**DIRECTIONS FOR THIS TASK:** Copy every line that holds the string "such" from the data below.

**PROVIDED RECORDS:**
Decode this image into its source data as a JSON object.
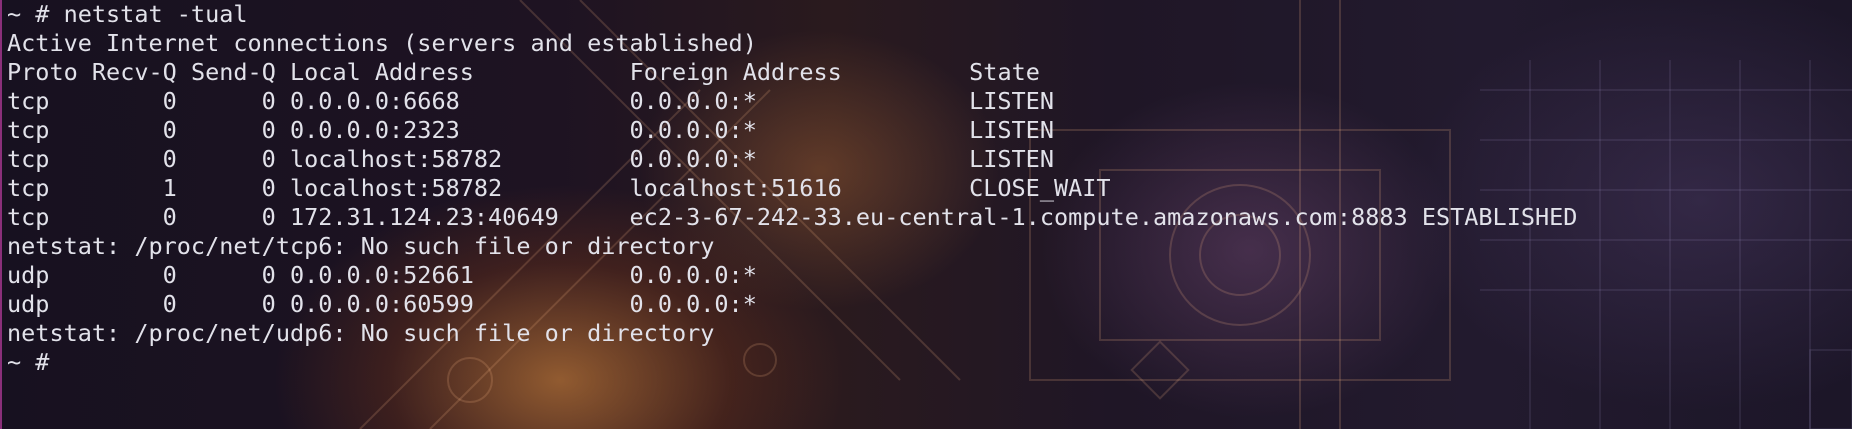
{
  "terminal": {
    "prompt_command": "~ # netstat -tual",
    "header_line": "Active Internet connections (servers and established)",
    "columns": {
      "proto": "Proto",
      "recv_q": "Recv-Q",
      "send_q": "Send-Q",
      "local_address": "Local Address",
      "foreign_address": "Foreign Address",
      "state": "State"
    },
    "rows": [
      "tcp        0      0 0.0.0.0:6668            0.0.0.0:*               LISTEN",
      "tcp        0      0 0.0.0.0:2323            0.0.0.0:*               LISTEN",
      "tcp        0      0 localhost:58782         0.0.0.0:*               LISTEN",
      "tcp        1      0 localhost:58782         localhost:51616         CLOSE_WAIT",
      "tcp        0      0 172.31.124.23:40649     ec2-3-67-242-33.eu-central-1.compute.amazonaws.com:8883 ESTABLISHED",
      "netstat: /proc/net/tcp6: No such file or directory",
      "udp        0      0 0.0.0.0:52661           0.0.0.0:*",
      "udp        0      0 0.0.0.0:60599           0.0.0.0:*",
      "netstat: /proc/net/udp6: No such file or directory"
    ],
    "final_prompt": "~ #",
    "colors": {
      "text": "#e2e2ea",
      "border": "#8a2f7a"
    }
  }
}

**SOLUTION:**
      "netstat: /proc/net/tcp6: No such file or directory",
      "netstat: /proc/net/udp6: No such file or directory"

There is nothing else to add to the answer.